**What you will do:**
All of the entries should be written out again exactly.

*** Opening Supplied material ***

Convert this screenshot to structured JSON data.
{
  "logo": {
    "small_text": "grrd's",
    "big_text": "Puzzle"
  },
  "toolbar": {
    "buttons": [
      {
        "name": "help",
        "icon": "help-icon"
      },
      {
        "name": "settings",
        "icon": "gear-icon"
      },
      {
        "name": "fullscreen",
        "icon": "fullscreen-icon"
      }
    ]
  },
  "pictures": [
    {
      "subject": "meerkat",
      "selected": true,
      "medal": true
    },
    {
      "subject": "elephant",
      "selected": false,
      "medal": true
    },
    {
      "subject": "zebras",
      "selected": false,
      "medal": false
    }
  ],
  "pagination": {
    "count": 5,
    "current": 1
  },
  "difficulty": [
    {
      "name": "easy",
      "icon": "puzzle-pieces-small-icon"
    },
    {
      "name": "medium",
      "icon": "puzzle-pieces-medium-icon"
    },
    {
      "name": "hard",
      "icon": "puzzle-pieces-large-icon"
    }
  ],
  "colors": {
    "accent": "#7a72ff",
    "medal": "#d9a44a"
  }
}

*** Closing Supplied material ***

**Exercise solution:**
Convert this screenshot to structured JSON data.
{
  "logo": {
    "small_text": "grrd's",
    "big_text": "Puzzle"
  },
  "toolbar": {
    "buttons": [
      {
        "name": "help",
        "icon": "help-icon"
      },
      {
        "name": "settings",
        "icon": "gear-icon"
      },
      {
        "name": "fullscreen",
        "icon": "fullscreen-icon"
      }
    ]
  },
  "pictures": [
    {
      "subject": "meerkat",
      "selected": true,
      "medal": true
    },
    {
      "subject": "elephant",
      "selected": false,
      "medal": true
    },
    {
      "subject": "zebras",
      "selected": false,
      "medal": false
    }
  ],
  "pagination": {
    "count": 5,
    "current": 1
  },
  "difficulty": [
    {
      "name": "easy",
      "icon": "puzzle-pieces-small-icon"
    },
    {
      "name": "medium",
      "icon": "puzzle-pieces-medium-icon"
    },
    {
      "name": "hard",
      "icon": "puzzle-pieces-large-icon"
    }
  ],
  "colors": {
    "accent": "#7a72ff",
    "medal": "#d9a44a"
  }
}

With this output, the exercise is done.